**Task brief**
The expected answer comprises all lines from the entries that contain the string "unit".

**Data shown**
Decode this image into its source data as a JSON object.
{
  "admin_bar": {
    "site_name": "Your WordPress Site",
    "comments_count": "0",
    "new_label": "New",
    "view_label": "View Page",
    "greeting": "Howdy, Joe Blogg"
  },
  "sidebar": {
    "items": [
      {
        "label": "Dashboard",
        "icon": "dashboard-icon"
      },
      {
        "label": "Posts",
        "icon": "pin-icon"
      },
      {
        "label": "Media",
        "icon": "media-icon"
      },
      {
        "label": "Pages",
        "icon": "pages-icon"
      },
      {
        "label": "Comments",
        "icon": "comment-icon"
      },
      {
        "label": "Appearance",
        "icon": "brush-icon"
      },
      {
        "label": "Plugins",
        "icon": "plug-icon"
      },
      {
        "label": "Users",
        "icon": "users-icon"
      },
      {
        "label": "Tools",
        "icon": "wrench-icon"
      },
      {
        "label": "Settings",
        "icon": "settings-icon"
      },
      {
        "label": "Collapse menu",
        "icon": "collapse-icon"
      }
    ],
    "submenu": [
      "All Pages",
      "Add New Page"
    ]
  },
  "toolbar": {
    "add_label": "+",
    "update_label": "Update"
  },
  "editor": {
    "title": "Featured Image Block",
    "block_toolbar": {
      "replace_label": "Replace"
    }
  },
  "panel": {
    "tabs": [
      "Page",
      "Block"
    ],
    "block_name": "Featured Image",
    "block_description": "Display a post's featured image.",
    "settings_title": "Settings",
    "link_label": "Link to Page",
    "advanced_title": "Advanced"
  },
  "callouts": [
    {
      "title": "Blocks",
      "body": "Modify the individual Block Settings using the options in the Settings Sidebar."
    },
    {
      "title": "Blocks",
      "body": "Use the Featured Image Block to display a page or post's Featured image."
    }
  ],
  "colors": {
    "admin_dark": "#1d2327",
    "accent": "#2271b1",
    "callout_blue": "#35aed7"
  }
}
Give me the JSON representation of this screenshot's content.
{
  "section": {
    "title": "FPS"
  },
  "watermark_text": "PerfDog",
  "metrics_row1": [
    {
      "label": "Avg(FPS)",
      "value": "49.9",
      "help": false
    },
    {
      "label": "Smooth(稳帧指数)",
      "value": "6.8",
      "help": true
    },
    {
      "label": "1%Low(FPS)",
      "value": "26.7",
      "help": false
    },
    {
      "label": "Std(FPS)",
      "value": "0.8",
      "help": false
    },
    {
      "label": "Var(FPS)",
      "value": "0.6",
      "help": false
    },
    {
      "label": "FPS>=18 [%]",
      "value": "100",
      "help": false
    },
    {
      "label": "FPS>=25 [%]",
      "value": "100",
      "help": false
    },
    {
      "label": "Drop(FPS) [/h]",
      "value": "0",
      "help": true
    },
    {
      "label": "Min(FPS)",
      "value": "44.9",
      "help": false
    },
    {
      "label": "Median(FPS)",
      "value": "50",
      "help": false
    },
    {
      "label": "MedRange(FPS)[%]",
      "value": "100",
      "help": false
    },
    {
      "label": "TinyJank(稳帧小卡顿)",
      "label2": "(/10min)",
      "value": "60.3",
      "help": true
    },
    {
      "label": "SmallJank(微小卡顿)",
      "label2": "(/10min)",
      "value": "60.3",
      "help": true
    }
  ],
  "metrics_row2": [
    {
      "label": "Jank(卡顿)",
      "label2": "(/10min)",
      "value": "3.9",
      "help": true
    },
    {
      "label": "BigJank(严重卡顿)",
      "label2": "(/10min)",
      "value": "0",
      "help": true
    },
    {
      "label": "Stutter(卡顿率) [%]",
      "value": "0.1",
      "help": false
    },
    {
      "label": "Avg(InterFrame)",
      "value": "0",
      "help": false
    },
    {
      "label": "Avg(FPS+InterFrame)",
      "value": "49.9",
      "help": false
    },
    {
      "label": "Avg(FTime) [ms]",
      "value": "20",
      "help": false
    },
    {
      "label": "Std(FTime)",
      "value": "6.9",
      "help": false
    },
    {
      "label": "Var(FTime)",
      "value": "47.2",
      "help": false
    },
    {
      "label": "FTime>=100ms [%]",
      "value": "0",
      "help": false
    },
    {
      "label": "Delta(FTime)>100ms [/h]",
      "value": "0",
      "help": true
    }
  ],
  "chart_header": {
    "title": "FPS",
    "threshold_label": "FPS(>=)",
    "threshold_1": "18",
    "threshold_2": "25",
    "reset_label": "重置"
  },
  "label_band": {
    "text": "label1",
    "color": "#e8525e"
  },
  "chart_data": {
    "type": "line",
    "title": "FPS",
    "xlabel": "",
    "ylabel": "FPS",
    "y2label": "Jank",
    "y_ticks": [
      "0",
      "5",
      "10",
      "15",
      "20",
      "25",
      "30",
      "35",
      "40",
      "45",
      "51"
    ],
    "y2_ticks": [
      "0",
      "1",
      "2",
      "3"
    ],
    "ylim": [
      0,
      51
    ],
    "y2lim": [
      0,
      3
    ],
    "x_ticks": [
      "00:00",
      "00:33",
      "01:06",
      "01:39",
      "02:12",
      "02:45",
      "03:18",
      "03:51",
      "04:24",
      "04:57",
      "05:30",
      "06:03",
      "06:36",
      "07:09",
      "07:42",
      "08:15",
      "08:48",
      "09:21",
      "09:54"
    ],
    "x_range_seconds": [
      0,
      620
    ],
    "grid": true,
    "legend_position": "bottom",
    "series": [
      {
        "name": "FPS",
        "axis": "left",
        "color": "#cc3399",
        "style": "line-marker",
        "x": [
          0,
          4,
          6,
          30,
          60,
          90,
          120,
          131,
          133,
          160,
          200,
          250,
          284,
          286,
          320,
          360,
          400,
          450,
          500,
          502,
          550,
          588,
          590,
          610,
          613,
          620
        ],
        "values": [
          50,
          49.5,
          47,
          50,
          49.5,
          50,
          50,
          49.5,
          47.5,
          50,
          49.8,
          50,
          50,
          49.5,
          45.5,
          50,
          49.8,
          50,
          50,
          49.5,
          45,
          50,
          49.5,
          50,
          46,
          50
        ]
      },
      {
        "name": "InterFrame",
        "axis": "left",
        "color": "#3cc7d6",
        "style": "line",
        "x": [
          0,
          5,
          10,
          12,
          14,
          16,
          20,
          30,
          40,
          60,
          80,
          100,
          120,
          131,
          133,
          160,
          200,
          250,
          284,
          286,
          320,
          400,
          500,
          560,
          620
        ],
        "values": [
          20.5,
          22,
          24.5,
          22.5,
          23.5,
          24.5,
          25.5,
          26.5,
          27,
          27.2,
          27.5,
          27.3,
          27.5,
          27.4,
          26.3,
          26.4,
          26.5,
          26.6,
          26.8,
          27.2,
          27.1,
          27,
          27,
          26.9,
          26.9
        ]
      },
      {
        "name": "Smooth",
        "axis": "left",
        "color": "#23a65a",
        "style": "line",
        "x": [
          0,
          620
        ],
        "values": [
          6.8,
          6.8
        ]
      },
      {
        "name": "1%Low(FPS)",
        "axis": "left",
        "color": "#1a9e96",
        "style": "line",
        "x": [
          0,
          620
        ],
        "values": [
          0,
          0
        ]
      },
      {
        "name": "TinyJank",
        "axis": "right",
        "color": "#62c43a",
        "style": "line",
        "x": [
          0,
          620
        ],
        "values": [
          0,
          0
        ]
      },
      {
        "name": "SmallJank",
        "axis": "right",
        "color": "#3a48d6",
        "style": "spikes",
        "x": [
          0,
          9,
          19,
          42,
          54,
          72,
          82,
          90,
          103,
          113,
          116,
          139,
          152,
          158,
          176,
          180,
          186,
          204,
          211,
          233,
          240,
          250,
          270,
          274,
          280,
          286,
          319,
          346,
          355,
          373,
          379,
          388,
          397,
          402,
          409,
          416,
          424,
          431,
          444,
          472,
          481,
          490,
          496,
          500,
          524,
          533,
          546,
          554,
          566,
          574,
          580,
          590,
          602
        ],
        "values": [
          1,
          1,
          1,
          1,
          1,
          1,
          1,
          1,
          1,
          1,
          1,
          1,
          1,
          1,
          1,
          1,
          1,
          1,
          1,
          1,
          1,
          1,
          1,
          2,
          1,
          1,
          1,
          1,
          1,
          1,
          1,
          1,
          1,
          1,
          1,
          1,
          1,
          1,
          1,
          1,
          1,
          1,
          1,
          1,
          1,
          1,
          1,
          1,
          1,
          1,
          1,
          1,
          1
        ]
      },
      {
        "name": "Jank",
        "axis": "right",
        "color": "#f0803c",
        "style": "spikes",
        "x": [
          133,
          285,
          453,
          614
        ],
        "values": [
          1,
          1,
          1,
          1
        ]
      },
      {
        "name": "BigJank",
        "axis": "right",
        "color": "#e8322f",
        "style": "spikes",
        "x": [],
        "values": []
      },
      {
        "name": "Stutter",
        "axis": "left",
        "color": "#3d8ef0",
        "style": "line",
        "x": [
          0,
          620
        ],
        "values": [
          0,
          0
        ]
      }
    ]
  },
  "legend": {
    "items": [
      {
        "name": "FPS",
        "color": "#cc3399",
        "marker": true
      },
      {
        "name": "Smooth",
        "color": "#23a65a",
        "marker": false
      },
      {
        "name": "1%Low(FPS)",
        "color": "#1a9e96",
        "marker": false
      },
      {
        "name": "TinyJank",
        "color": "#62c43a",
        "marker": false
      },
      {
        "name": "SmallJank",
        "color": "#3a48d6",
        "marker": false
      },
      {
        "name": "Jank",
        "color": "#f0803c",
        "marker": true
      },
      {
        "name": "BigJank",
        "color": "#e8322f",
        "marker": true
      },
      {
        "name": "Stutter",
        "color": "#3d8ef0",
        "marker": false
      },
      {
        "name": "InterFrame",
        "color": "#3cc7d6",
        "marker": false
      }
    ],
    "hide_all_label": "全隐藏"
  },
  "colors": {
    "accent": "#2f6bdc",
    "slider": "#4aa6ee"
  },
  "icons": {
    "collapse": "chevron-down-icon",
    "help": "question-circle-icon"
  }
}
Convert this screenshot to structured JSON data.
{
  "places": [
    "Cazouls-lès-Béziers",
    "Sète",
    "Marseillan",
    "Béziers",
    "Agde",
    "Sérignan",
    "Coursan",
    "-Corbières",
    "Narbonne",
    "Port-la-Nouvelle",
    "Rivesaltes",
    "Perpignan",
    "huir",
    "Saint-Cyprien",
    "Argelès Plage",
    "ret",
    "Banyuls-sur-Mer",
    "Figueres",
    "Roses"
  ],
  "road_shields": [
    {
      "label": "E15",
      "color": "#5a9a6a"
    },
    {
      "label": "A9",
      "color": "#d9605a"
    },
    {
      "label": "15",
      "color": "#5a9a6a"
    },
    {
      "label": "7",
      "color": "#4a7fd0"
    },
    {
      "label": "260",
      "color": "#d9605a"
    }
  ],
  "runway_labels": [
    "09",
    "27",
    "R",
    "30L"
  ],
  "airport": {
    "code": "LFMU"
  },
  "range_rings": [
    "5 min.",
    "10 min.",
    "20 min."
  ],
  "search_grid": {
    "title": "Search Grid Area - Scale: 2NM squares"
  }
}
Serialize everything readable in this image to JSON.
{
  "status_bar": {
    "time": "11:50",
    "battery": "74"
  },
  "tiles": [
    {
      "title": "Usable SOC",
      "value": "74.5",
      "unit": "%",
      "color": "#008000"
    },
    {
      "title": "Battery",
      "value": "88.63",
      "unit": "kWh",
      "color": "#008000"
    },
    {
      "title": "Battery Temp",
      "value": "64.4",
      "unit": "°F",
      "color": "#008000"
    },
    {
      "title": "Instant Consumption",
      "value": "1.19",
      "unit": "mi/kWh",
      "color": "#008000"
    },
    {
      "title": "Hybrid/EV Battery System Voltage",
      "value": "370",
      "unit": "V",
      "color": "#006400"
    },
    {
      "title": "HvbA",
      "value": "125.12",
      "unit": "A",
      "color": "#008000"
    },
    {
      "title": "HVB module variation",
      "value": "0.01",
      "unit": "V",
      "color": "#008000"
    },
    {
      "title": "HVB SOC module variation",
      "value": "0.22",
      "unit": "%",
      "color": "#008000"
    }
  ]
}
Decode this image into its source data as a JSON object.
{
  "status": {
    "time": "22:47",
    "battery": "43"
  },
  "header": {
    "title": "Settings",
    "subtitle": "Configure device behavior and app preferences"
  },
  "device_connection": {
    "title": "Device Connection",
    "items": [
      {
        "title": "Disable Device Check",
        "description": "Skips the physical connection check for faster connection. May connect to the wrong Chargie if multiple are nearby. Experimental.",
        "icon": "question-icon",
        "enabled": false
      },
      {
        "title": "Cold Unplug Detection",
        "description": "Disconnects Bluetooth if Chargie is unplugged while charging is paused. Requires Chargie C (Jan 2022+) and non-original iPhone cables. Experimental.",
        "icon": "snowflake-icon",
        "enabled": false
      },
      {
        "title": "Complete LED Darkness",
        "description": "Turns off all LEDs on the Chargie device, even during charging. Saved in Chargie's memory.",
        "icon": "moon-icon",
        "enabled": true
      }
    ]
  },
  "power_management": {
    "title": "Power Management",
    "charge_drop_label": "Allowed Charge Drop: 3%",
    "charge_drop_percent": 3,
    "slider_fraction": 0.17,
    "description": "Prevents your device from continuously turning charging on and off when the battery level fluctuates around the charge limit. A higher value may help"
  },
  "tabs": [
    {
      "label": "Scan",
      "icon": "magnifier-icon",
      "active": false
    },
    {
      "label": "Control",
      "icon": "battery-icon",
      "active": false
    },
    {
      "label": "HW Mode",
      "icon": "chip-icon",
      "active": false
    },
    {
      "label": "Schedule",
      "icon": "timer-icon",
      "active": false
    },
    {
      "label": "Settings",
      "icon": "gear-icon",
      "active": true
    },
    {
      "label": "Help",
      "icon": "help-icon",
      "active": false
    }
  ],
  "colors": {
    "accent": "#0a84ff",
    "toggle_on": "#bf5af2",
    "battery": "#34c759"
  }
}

**Solution to the exercise**
      "unit": "%",
      "unit": "kWh",
      "unit": "°F",
      "unit": "mi/kWh",
      "unit": "V",
      "unit": "A",
      "unit": "V",
      "unit": "%",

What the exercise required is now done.